The AccuWeather Service is predicting that an active wildfire season is in store for the Canadian Prairies this summer, especially northern Alberta, as hot, dry weather dominates.
Weather in the mountains will be mostly hot and sultry, with thunderstorms providing cooler breaks in late summer.
Meanwhile, Ontario will face rounds of thunderstorms with the threat for severe weather increasing in July and August.
Hot, dry conditions to heighten wildfire threat in the Prairies
The hottest weather of the summer will focus on central and western Canada, leading to an increasing drought as the season progresses.
“The drought may become much more widespread across the western Prairies during the middle and end of summer,” says AccuWeather Canadian Weather Expert Brett Anderson.
The hot, dry weather will also contribute to a heightened risk of wildfires across the region, especially in July and August.
“If there is a region where there may be a significant increase in wildfire activity later in the summer, it would be the northern half of Alberta,” Anderson said.
This part of Alberta endured massive wildfires last summer, forcing the evacuation of Fort McMurray.
While hot, dry weather will be the theme for much of central and western Canada, areas close to the Pacific coast will have temperatures that are closer to normal.
“Ocean water surface temperatures off the coast are running cooler compared to previous years, and this should keep temperatures close to normal along the coast,” he said.
This includes Vancouver, which experienced a warmer-than-normal summer in 2016.
The Canadian Rockies will also have breaks from the heat as thunderstorms frequent the mountains.
“I think there will be more thunderstorms than usual the second half of the summer [over the Rockies],” Anderson said.
While the thunderstorms will bring rainfall and limit the heat, lightning could spark wildfires if the storms develop near unusually dry areas.
Warm, stormy summer to unfold around Great Lakes, Montreal
This summer is shaping up to bring typical warmth to much of Ontario and southern Quebec, while unbearable humidity remains at bay.
“The summer will be less humid than usual [in these areas],” Anderson said. This is due to cold fronts passing through the region on a regular basis, limiting the frequency that temperatures reach dangerous levels.
The fronts will also bring many opportunities for thunderstorms, some of which may be severe.
“There is the potential for a few severe thunderstorm outbreaks in Ontario, especially from July into mid-August,” Anderson said.
This includes major cities such as Ottawa and Windsor, Ontario.
Cool, wet weather on tap across Atlantic Canada
While summer heat dominates much of Canada, a much different weather pattern will set up over Atlantic Canada.
Cool and wet conditions will dominate the weather pattern for much of Nova Scotia, Prince Edward Island, Newfoundland, Labrador and northern Quebec through August.
“This summer is not expected to be unusually hot, but humidity may be higher than usual the second half of the season,” Anderson said.

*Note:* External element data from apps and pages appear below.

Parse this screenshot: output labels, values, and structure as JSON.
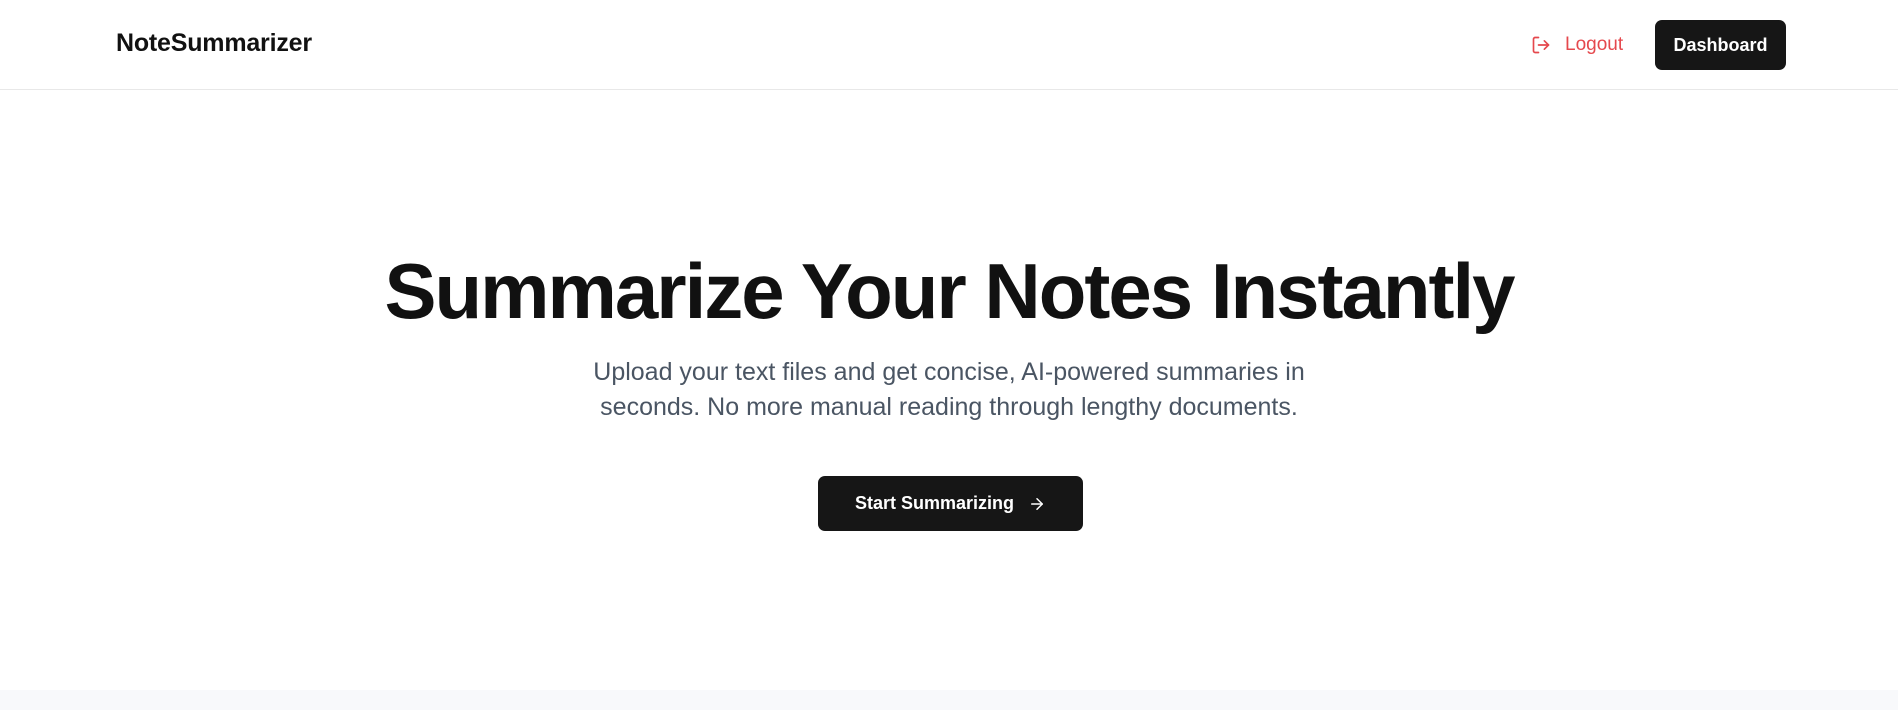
{
  "header": {
    "brand": "NoteSummarizer",
    "logout_label": "Logout",
    "dashboard_label": "Dashboard"
  },
  "hero": {
    "title": "Summarize Your Notes Instantly",
    "subtitle": "Upload your text files and get concise, AI-powered summaries in seconds. No more manual reading through lengthy documents.",
    "cta_label": "Start Summarizing"
  },
  "icons": {
    "logout": "logout-icon",
    "cta_arrow": "arrow-right-icon"
  },
  "colors": {
    "logout_accent": "#e5484d",
    "primary_button": "#161616",
    "subtitle_text": "#4a5563"
  }
}
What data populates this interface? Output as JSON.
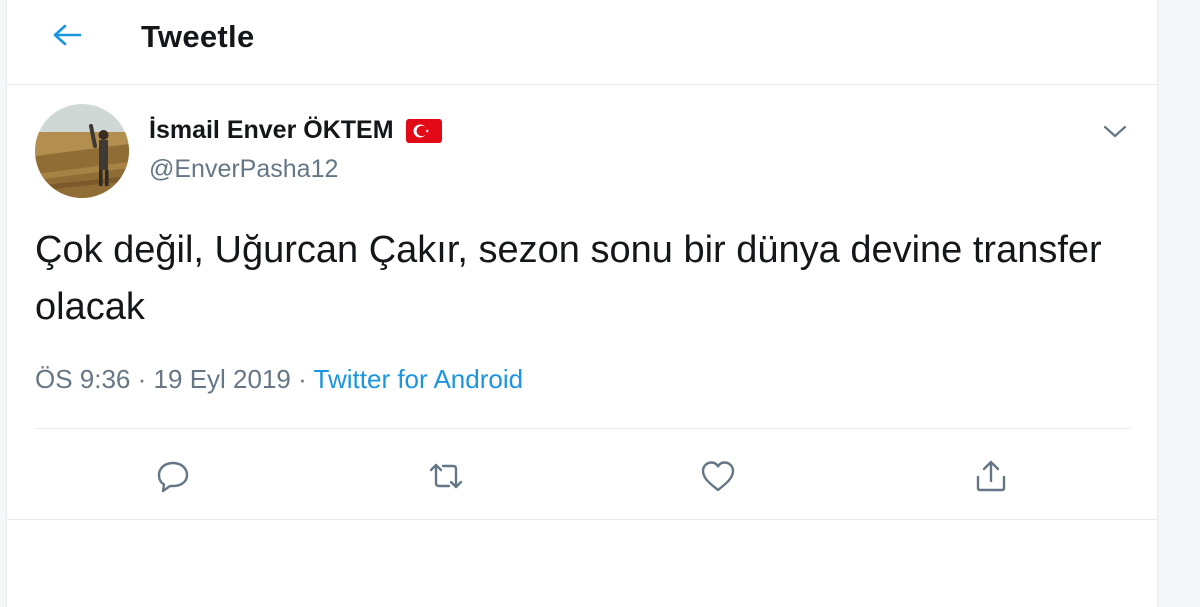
{
  "header": {
    "title": "Tweetle",
    "back_icon": "arrow-left-icon"
  },
  "tweet": {
    "author": {
      "display_name": "İsmail Enver ÖKTEM",
      "handle": "@EnverPasha12",
      "flag_icon": "turkey-flag-icon",
      "avatar_icon": "avatar-photo"
    },
    "text": "Çok değil, Uğurcan Çakır, sezon sonu bir dünya devine transfer olacak",
    "time": "ÖS 9:36",
    "separator": "·",
    "date": "19 Eyl 2019",
    "source": "Twitter for Android",
    "menu_icon": "chevron-down-icon"
  },
  "actions": [
    {
      "icon": "reply-icon"
    },
    {
      "icon": "retweet-icon"
    },
    {
      "icon": "like-icon"
    },
    {
      "icon": "share-icon"
    }
  ],
  "colors": {
    "accent": "#1b95e0",
    "text": "#14171a",
    "muted": "#657786",
    "border": "#e6ecf0",
    "flag_red": "#e30a17"
  }
}
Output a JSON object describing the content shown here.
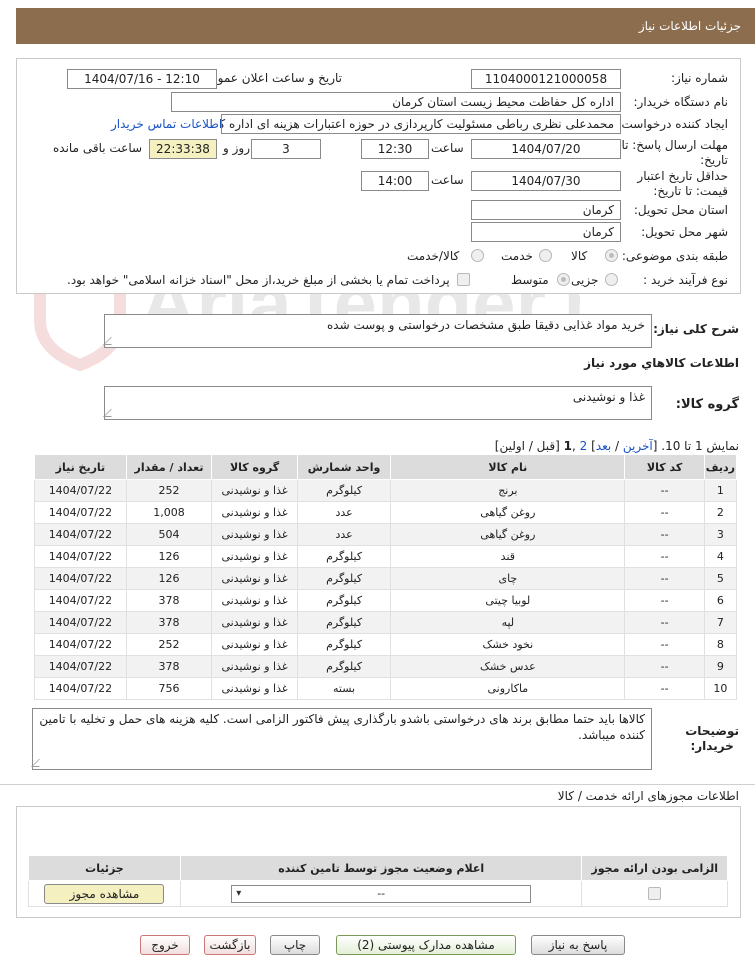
{
  "header": {
    "title": "جزئیات اطلاعات نیاز"
  },
  "info": {
    "need_number_label": "شماره نیاز:",
    "need_number": "1104000121000058",
    "announce_label": "تاریخ و ساعت اعلان عمومی:",
    "announce_value": "1404/07/16 - 12:10",
    "buyer_label": "نام دستگاه خریدار:",
    "buyer_value": "اداره کل حفاظت محیط زیست استان کرمان",
    "creator_label": "ایجاد کننده درخواست:",
    "creator_value": "محمدعلی نظری رباطی مسئولیت کارپردازی در حوزه اعتبارات هزینه ای اداره کل",
    "contact_link": "اطلاعات تماس خریدار",
    "deadline_label": "مهلت ارسال پاسخ: تا تاریخ:",
    "deadline_date": "1404/07/20",
    "time_label": "ساعت",
    "deadline_time": "12:30",
    "days_value": "3",
    "days_label": "روز و",
    "remaining_value": "22:33:38",
    "remaining_label": "ساعت باقی مانده",
    "validity_label": "حداقل تاریخ اعتبار قیمت: تا تاریخ:",
    "validity_date": "1404/07/30",
    "validity_time": "14:00",
    "province_label": "استان محل تحویل:",
    "province_value": "کرمان",
    "city_label": "شهر محل تحویل:",
    "city_value": "کرمان",
    "category_label": "طبقه بندی موضوعی:",
    "category_options": [
      "کالا",
      "خدمت",
      "کالا/خدمت"
    ],
    "process_label": "نوع فرآیند خرید :",
    "process_options": [
      "جزیی",
      "متوسط"
    ],
    "payment_note": "پرداخت تمام یا بخشی از مبلغ خرید،از محل \"اسناد خزانه اسلامی\" خواهد بود."
  },
  "summary": {
    "label": "شرح کلی نیاز:",
    "value": "خرید مواد غذایی دقیقا طبق مشخصات درخواستی و پوست شده"
  },
  "goods_info_title": "اطلاعات کالاهاي مورد نياز",
  "goods_group": {
    "label": "گروه کالا:",
    "value": "غذا و نوشیدنی"
  },
  "pagination": {
    "prefix": "نمایش 1 تا 10. [",
    "last": "آخرین",
    "slash1": " / ",
    "next": "بعد",
    "close_bracket": "]",
    "page2": "2",
    "comma": " ,",
    "page1": "1",
    "rest": " [قبل / اولین]"
  },
  "table": {
    "headers": [
      "ردیف",
      "کد کالا",
      "نام کالا",
      "واحد شمارش",
      "گروه کالا",
      "تعداد / مقدار",
      "تاریخ نیاز"
    ],
    "rows": [
      [
        "1",
        "--",
        "برنج",
        "کیلوگرم",
        "غذا و نوشیدنی",
        "252",
        "1404/07/22"
      ],
      [
        "2",
        "--",
        "روغن گیاهی",
        "عدد",
        "غذا و نوشیدنی",
        "1,008",
        "1404/07/22"
      ],
      [
        "3",
        "--",
        "روغن گیاهی",
        "عدد",
        "غذا و نوشیدنی",
        "504",
        "1404/07/22"
      ],
      [
        "4",
        "--",
        "قند",
        "کیلوگرم",
        "غذا و نوشیدنی",
        "126",
        "1404/07/22"
      ],
      [
        "5",
        "--",
        "چای",
        "کیلوگرم",
        "غذا و نوشیدنی",
        "126",
        "1404/07/22"
      ],
      [
        "6",
        "--",
        "لوبیا چیتی",
        "کیلوگرم",
        "غذا و نوشیدنی",
        "378",
        "1404/07/22"
      ],
      [
        "7",
        "--",
        "لپه",
        "کیلوگرم",
        "غذا و نوشیدنی",
        "378",
        "1404/07/22"
      ],
      [
        "8",
        "--",
        "نخود خشک",
        "کیلوگرم",
        "غذا و نوشیدنی",
        "252",
        "1404/07/22"
      ],
      [
        "9",
        "--",
        "عدس خشک",
        "کیلوگرم",
        "غذا و نوشیدنی",
        "378",
        "1404/07/22"
      ],
      [
        "10",
        "--",
        "ماکارونی",
        "بسته",
        "غذا و نوشیدنی",
        "756",
        "1404/07/22"
      ]
    ]
  },
  "buyer_notes": {
    "label_line1": "توضیحات",
    "label_line2": "خریدار:",
    "value": "کالاها باید حتما مطابق برند های درخواستی باشدو بارگذاری پیش فاکتور الزامی است. کلیه هزینه های حمل و تخلیه با تامین کننده میباشد."
  },
  "permits": {
    "title": "اطلاعات مجوزهای ارائه خدمت / کالا",
    "headers": [
      "الزامی بودن ارائه مجوز",
      "اعلام وضعیت مجوز توسط تامین کننده",
      "جزئیات"
    ],
    "status_select": "--",
    "view_button": "مشاهده مجوز"
  },
  "actions": {
    "reply": "پاسخ به نیاز",
    "attachments": "مشاهده مدارک پیوستی (2)",
    "print": "چاپ",
    "back": "بازگشت",
    "exit": "خروج"
  },
  "watermark_text": "AriaTender.net",
  "colors": {
    "header": "#8c6d4e",
    "link": "#1a52c4",
    "yellow": "#f5f0c0"
  }
}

The higher humidity will fuel showers and thunderstorms throughout the summer months, especially areas farther inland away from the comparatively cool waters of the Atlantic Ocean.
“Coastal areas may be especially cool due to below-normal sea-surface temperatures and a greater number of days with fog,” Anderson said.